• **TASK ITEM**
All of the data below needs to be set down again, exactly as shown.

*** Begin section ***

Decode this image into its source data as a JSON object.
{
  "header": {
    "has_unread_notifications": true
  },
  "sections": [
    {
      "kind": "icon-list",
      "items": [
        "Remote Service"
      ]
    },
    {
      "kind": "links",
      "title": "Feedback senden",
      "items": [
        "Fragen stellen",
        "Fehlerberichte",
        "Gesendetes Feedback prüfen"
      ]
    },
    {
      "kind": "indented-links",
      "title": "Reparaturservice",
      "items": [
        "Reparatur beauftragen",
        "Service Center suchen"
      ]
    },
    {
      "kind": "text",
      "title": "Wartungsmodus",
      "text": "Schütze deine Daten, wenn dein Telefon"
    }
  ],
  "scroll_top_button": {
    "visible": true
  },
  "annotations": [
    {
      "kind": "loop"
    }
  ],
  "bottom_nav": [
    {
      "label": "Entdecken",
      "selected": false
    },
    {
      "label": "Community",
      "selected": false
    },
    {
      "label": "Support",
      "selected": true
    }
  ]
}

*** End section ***

• **WRITTEN RESPONSE**
Decode this image into its source data as a JSON object.
{
  "header": {
    "has_unread_notifications": true
  },
  "sections": [
    {
      "kind": "icon-list",
      "items": [
        "Remote Service"
      ]
    },
    {
      "kind": "links",
      "title": "Feedback senden",
      "items": [
        "Fragen stellen",
        "Fehlerberichte",
        "Gesendetes Feedback prüfen"
      ]
    },
    {
      "kind": "indented-links",
      "title": "Reparaturservice",
      "items": [
        "Reparatur beauftragen",
        "Service Center suchen"
      ]
    },
    {
      "kind": "text",
      "title": "Wartungsmodus",
      "text": "Schütze deine Daten, wenn dein Telefon"
    }
  ],
  "scroll_top_button": {
    "visible": true
  },
  "annotations": [
    {
      "kind": "loop"
    }
  ],
  "bottom_nav": [
    {
      "label": "Entdecken",
      "selected": false
    },
    {
      "label": "Community",
      "selected": false
    },
    {
      "label": "Support",
      "selected": true
    }
  ]
}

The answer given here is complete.